After a few years Fat Cat Jump disbanded. But Doug and I didn't miss a beat. We brought in some of the old Mopac guys, revived the name Mopac & the Blue Suburbans, and just continued on with the same material. In fact, gig-wise we did even better than Fat Cat because we had more people in the band with connections which led to better opportunities. We ended up with a virtual residency at a club called Speakeasy that was the perfect venue for a jump/swing band. It had a lot of mahogany and red velvet and you entered through an alley - it looked like a speakeasy and we sounded like a band you'd see in a speakeasy. We were kind of made for each other. We also finagled our way into a few really choice gigs, like opening for Jimmie Vaughan. As I mentioned this was in late '90s.  Austin is a tech town, and that was the high point of the dotcom boom, so money was flowing, people were smoking cigars and drinking martinis, and we played swing and jump blues for young, beautiful, newly wealthy people.  We provided the soundtrack to their excess and while the whole dotcom thing makes me think, "What the hell were we smoking?" its was a blast being in the middle of it.  It was like being a minor character in The Great Gatsby.

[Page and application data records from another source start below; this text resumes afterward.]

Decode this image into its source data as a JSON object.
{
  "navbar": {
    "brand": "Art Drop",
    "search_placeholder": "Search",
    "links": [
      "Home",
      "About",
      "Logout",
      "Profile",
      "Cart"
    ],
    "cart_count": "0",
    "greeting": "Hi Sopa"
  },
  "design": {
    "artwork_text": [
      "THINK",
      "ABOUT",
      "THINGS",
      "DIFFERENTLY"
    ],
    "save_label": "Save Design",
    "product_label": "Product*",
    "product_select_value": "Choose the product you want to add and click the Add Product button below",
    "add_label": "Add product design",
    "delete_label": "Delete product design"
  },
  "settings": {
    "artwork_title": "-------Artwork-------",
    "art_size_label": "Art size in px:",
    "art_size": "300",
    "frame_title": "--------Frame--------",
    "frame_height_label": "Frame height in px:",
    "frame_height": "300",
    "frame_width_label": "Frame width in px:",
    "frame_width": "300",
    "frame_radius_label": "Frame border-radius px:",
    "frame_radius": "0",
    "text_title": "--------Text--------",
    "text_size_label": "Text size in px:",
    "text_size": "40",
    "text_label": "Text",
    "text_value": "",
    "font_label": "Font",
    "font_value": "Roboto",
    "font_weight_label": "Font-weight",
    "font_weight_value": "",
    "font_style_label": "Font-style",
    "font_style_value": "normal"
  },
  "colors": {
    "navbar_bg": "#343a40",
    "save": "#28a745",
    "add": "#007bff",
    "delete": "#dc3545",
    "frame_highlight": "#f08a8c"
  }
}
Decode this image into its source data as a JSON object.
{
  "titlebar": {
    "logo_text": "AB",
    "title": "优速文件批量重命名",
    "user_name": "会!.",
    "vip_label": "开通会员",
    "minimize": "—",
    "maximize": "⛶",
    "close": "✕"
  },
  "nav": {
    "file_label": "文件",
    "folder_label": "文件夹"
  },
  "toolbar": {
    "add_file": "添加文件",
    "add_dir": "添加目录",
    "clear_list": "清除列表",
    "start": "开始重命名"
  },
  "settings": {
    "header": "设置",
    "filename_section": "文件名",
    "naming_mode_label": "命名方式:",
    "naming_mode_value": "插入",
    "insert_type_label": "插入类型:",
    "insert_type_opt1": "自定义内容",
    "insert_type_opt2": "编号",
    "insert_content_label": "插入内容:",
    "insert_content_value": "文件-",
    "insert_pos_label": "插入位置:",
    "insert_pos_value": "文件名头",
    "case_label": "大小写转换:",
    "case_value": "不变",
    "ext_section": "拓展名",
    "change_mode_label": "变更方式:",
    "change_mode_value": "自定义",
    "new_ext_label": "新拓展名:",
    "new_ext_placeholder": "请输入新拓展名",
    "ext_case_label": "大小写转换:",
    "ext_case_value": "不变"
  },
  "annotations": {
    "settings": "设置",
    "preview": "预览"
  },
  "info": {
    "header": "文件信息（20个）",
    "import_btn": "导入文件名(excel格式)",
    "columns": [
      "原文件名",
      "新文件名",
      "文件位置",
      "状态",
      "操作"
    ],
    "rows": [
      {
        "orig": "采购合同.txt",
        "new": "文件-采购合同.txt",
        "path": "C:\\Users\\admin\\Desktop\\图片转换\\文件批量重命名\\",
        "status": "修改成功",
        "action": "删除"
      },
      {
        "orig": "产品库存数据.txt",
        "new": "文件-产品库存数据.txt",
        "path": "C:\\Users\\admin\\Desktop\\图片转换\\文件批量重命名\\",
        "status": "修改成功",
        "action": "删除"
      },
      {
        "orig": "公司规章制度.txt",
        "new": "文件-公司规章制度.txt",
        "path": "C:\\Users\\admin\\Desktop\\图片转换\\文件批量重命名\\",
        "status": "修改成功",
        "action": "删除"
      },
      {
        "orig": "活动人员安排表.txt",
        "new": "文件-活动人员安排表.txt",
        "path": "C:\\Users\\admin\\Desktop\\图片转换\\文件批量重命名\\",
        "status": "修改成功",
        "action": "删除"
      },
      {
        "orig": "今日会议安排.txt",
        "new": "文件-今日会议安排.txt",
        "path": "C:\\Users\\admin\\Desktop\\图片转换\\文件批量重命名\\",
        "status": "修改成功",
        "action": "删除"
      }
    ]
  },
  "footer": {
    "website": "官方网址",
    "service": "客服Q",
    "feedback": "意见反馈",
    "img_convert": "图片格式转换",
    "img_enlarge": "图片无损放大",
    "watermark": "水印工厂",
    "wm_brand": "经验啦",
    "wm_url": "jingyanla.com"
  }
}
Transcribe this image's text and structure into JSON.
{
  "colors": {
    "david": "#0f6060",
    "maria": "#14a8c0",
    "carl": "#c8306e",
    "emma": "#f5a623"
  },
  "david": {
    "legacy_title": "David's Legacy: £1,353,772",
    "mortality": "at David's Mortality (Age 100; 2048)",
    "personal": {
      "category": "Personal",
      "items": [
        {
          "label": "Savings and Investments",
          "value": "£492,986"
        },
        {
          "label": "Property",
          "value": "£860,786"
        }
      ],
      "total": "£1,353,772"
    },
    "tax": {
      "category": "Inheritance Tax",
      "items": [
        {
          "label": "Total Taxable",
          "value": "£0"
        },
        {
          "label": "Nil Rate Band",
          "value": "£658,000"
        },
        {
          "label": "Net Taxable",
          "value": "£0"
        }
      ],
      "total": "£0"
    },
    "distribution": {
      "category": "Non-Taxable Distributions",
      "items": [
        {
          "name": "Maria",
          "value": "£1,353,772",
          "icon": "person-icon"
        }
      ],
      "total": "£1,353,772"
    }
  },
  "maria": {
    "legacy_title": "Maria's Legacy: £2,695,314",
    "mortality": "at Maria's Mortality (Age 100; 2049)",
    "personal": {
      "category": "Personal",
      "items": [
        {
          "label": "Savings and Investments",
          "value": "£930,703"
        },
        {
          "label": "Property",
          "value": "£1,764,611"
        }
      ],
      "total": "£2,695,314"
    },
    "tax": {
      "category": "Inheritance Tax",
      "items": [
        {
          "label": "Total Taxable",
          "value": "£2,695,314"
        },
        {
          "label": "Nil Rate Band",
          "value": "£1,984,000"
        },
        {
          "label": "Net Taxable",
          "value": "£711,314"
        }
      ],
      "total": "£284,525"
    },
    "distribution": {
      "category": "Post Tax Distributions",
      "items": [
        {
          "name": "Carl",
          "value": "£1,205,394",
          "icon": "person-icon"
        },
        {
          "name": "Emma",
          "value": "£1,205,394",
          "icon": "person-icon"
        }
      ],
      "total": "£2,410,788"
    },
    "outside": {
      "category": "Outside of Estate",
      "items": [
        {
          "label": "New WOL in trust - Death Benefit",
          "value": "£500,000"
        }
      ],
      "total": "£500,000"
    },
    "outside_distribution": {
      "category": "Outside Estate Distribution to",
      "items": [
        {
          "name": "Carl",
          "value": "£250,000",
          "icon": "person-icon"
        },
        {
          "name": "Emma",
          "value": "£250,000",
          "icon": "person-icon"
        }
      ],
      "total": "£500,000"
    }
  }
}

Eventually though, I became dissatisfied with Mopac. One, I got burned out on jump-blues. It's tremendously fun music and it was challenging to learn, but it's obviously a very particular style and I was sort of missing the other aspects of my playing that had to be suppressed to play jump with any sort of authenticity. But the bigger factor was that we had plateaued as a band and it was a pretty low plateau. Mopac was never as serious about the music as Fat Cat Jump, and we were never as tight. With the exception Doug and I, the band wasn't really motivated to be a badass, take-no-prisoners musical unit. Some of the other players were perfectly happy just to wing their way through the songs. They didn't want to put in the effort to be really good, or more accurately they simply didn't see the need to. They were satisfied impressing their non-musical friends on Friday nights. Sometimes we sounded absolutely terrific. And sometimes we were a musical train wreck on stage, which I simply can't abide. We had lost a few more ambitious members over this issue during my tenure and after dealing with it for way longer than I should have, I finally quit myself. By the end, I was glad to be out of it. But with the years softening my memory of the bad parts, I look back fondly on the experience now. It was a good time and we had moments that were very rewarding.

I recorded these songs with Mopac and the Blue Suburbans. I'm not exactly sure of the date, but it must have been the late '90s or early '00s. Despite what I wrote about our tightness as a band, our playing on these songs is pretty damn good. Especially considering there's little to no overdubbing on them - they were recorded live to 16-track analog tape. We recorded at our then drummer's home studio. I think he did an outstanding job recording and mixing this.